Villain D initially does not even want to kill the MC, and explicitly says so. He simply wants someone in the same generation as the MC (Villain E) to win in a match against him in order to halt the meteoric rise of the MC's reputation. When MC kills Villain E, Villain D reassesses his position and decides to take steps towards employing a lethal measures against the MC instead.
Villain E: Distantly related to the Yang family. Initially doesn't have a personal beef with MC, and was merely asked by Villain D to beat the MC up and hinder the development of the MC's reputation. MC, however, begins engaging in a guerilla war against Yang family, in order to save his own family, and to avenge their attempted assassination plot against him. During a subsequent tournament that was supposed to be non-lethal, MC openly tries to kill Villain E's younger brother as well as every other Yang family contestant he faces. Villain E doesn't really care about the rest of the Yang family all that much, but does care about his brother. So he intervenes in an attempt to stop the MC. He loses to the MC, and the MC tries to kill him. But old servant (mentioned above) interferes and negotiates Villain E's safe passage away from the vicinity of tournament. Villain E and old servant later ambushes MC and tries to kill him because MC killed Villain E's

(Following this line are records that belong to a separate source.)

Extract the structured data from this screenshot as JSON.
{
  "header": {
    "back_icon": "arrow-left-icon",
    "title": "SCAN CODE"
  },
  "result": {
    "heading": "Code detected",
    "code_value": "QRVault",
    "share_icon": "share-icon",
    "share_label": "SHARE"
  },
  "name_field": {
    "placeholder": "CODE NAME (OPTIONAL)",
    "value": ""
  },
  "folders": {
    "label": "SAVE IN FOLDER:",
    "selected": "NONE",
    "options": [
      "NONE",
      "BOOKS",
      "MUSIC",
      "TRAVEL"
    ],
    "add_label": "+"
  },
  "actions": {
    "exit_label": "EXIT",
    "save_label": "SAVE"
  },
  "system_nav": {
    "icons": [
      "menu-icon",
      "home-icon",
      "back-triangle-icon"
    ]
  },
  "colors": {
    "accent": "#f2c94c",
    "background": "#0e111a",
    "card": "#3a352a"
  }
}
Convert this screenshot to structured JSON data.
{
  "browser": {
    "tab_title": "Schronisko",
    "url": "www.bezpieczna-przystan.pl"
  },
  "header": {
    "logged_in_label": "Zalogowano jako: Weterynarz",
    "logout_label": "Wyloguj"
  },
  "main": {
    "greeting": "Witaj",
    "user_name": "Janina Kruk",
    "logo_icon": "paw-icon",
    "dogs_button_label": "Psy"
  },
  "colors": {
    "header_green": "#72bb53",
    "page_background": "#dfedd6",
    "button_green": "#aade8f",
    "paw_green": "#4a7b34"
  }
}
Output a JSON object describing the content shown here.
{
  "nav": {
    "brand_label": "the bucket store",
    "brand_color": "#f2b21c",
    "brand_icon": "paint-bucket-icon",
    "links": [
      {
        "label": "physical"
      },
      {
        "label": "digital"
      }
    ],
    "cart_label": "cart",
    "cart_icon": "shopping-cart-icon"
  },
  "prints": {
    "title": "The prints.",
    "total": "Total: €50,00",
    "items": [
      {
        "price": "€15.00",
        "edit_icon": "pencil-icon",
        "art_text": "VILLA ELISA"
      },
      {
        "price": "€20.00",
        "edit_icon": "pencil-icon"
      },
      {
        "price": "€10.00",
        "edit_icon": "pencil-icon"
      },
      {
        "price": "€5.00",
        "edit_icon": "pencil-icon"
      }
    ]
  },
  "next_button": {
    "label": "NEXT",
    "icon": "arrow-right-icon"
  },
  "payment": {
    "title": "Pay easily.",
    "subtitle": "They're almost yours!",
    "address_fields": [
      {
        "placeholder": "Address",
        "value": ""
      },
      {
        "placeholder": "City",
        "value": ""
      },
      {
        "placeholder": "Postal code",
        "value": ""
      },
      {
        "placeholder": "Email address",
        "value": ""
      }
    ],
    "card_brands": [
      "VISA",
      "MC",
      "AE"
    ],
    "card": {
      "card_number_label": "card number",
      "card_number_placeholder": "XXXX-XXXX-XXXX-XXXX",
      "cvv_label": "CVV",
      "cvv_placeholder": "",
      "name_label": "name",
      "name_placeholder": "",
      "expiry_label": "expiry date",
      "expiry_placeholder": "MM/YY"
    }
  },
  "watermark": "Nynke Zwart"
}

brother, killed and his strongest soul pets, and tried to kill him. MC survives ambush and kills Villain E.
These aren't all of the villains in the story so far only some of them. But already, it's fairly clear that all of the villains mentioned above have fleshed out motivations and backstories. Moreover, said motivations are significantly different from each other, as are the subsequent actions each villain undertakes against the MC.
He has people using bows to shoot hundreds or thousands of kilometers... WITHOUT propelling the arrow with their cultivation energy/qi/mana/divine sense. In fact, the protagonist's first archery instructor is an archery "genius" who focused on archery specifically because his cultivation was crippled. Like WTF? Even the world famus english longbow only has an effective range of 100-200 yards. Any bow capable or generating the force to launch an arrow that far would be larger than a person.
This world has COUNTRIES with a surface areas LARGER THAN ALL OF EARTH. Dude... for one, the gravity of such a land mass would literally kill humans. And it can't be saved with "well they're cultivators" because most humans in this world aren't cultivators. These people would need to be an alien race and would need to be shaped far different than us to survive there. Furthermore, There's no way to govern a territory like that, espcially with communication and information technology vastly inferior to earth. Cultivation doesn't help with state governance. And furthermore, in a territory that large there's no way that social cultures would be anywhere near as homogenous as in the novel. Look at how many cultures exist on earth.. and you'd realize how ridiculous it is to have a homogenous culture across a low-tech territory larger than earth.
The most recent test involves zero combat and zero death. The MC comments on how peaceful it was and than that the examiners were probably compensating him for his suffering from the previous exam